Homology is a concept that expresses the relationship between parts of organisms. It reflects the observation that we can identify a commonality of structure across the diversity of life. Homology thus forms the cornerstone of comparative biology.

› Continue reading

  1. Owen, R. 1843. Lectures on the comparative anatomy and physiology of the invertebrate animals. London: Longman Brown Green and Longmans

Tags: , , , , , , , ,

Homology Weekly: Gaster

The five segmented gaster (yellow) in a <em>Cerapachys nitidulus</em> worker. Roman numerals refer to abdominal segments (Scanning Electron Micrograph, Roberto Keller/AMNH)

The five segmented gaster (in yellow, arabic numeral) in a Cerapachys nitidulus worker. Roman numerals refer to abdominal segments (Scanning Electron Micrograph, Roberto Keller/AMNH)

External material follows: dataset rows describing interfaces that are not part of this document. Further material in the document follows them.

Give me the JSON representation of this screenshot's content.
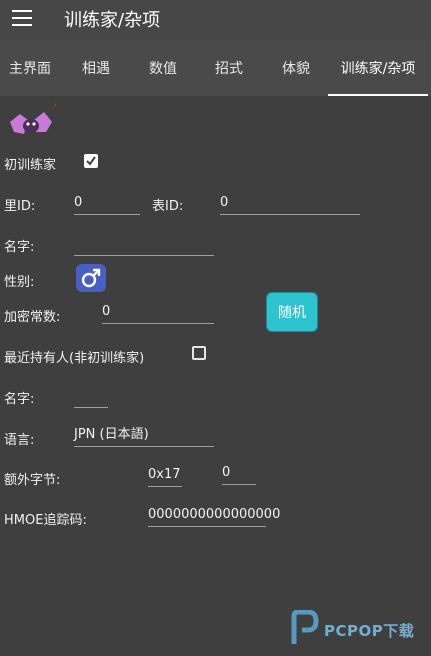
{
  "app": {
    "title": "训练家/杂项"
  },
  "tabs": [
    {
      "label": "主界面"
    },
    {
      "label": "相遇"
    },
    {
      "label": "数值"
    },
    {
      "label": "招式"
    },
    {
      "label": "体貌"
    },
    {
      "label": "训练家/杂项"
    }
  ],
  "active_tab": "训练家/杂项",
  "form": {
    "original_trainer_label": "初训练家",
    "original_trainer_checked": true,
    "sid_label": "里ID:",
    "sid_value": "0",
    "tid_label": "表ID:",
    "tid_value": "0",
    "ot_name_label": "名字:",
    "ot_name_value": "",
    "gender_label": "性别:",
    "gender_icon": "male-symbol-icon",
    "encryption_label": "加密常数:",
    "encryption_value": "0",
    "random_button_label": "随机",
    "handler_label": "最近持有人(非初训练家)",
    "handler_checked": false,
    "handler_name_label": "名字:",
    "handler_name_value": "",
    "language_label": "语言:",
    "language_value": "JPN (日本語)",
    "extra_bytes_label": "额外字节:",
    "extra_bytes_offset": "0x17",
    "extra_bytes_value": "0",
    "hmoe_label": "HMOE追踪码:",
    "hmoe_value": "0000000000000000"
  },
  "watermark": {
    "text": "PCPOP下载"
  },
  "colors": {
    "accent": "#2ec4cf",
    "gender_male": "#4a5fc2"
  }
}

Gaster is a morphological term that is very useful and yet imprecise for the purpose of comparative anatomy as it is currently used in ants. It comes from the Greek for “belly” and it refers to the collection of segments in the metasoma that remain after the pedicel of ants and wasps. It is the bulbous part of the body that hosts the insect viscera.

› Continue reading

Tags: , , , ,

Homology Weekly: Propodeum

Monday, February 16th, 2009 | Ants, Comparative Anatomy, Homology Weekly, Morphology | 1 Comment
Abdomen of a <em>Manica rubida</em> worker. Roman numerals correspond to external abdominal segments. Propodeum shown in blue (Scanning Electron Micrograph, Roberto Keller/AMNH)

Abdomen of a Manica rubida worker. Roman numerals correspond to external abdominal segments. Propodeum shown in blue (Scanning Electron Micrograph, Roberto Keller/AMNH)

The propodeum is the subversive segment of the apocritan abdomen. As explained in a previous post, at some point during the evolution of Hymenoptera this first abdominal segment decided to part ways with its serial homologues and fuse with the thorax, forming a secondary tagma we call mesosoma. It is the Texas of the body’s segments so to speak.

› Continue reading

Tags: , , , , , , , ,

Subscribe: Entries | Comments
And as we discussed last semester, the Army Ants will leave nothing but your bones.
- Tom Waits

Search

Categories